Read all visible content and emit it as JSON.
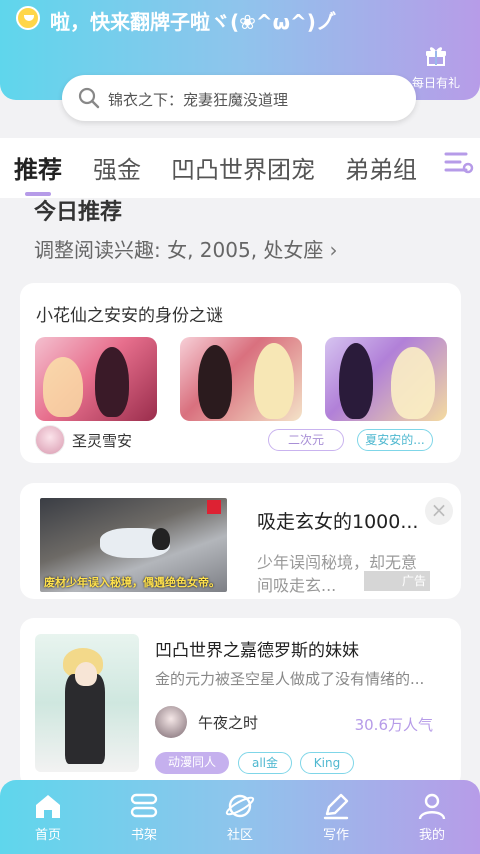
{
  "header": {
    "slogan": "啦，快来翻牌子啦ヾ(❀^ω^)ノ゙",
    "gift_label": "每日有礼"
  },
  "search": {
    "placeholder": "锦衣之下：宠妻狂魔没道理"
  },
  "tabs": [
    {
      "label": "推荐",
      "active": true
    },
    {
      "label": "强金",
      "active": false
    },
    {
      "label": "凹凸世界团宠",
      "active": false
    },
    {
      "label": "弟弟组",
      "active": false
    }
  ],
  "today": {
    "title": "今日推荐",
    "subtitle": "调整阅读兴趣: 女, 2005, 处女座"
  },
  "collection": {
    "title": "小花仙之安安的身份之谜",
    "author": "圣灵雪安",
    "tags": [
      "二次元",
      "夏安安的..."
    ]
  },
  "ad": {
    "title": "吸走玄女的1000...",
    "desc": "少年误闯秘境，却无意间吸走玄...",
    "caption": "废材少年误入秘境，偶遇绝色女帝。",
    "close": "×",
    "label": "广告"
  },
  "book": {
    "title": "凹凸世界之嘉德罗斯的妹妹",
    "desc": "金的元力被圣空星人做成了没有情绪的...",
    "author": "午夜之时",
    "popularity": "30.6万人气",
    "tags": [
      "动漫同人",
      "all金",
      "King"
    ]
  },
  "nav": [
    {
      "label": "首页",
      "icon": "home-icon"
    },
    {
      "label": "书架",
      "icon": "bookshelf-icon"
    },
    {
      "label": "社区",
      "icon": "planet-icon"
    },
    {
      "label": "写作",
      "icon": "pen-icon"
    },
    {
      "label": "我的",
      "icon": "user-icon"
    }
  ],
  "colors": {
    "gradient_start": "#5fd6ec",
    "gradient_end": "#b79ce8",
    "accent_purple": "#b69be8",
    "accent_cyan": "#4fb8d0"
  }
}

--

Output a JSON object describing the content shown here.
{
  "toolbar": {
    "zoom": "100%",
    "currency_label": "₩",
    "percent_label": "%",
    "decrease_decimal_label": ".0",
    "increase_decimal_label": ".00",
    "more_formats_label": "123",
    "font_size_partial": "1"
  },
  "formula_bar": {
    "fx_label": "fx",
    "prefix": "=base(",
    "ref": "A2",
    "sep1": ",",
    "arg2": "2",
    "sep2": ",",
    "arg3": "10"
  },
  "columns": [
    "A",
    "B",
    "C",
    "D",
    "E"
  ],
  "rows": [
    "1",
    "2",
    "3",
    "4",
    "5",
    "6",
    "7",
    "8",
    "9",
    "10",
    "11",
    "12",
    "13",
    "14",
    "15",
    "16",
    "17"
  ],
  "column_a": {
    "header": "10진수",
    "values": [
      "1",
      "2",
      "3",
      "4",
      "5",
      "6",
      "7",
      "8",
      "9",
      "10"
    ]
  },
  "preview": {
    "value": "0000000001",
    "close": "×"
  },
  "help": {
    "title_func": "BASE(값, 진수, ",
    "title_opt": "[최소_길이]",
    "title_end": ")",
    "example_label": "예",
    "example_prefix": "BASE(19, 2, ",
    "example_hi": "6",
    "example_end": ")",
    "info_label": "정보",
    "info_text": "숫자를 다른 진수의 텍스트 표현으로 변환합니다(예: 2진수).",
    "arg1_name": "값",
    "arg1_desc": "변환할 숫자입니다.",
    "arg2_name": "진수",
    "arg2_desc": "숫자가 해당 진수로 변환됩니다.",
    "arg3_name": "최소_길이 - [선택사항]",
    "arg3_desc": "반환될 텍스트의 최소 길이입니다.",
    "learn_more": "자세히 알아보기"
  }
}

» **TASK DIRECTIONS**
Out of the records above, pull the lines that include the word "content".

» **ANSWER BOX**
Read all visible content and emit it as JSON.
Output a JSON object describing the content shown here.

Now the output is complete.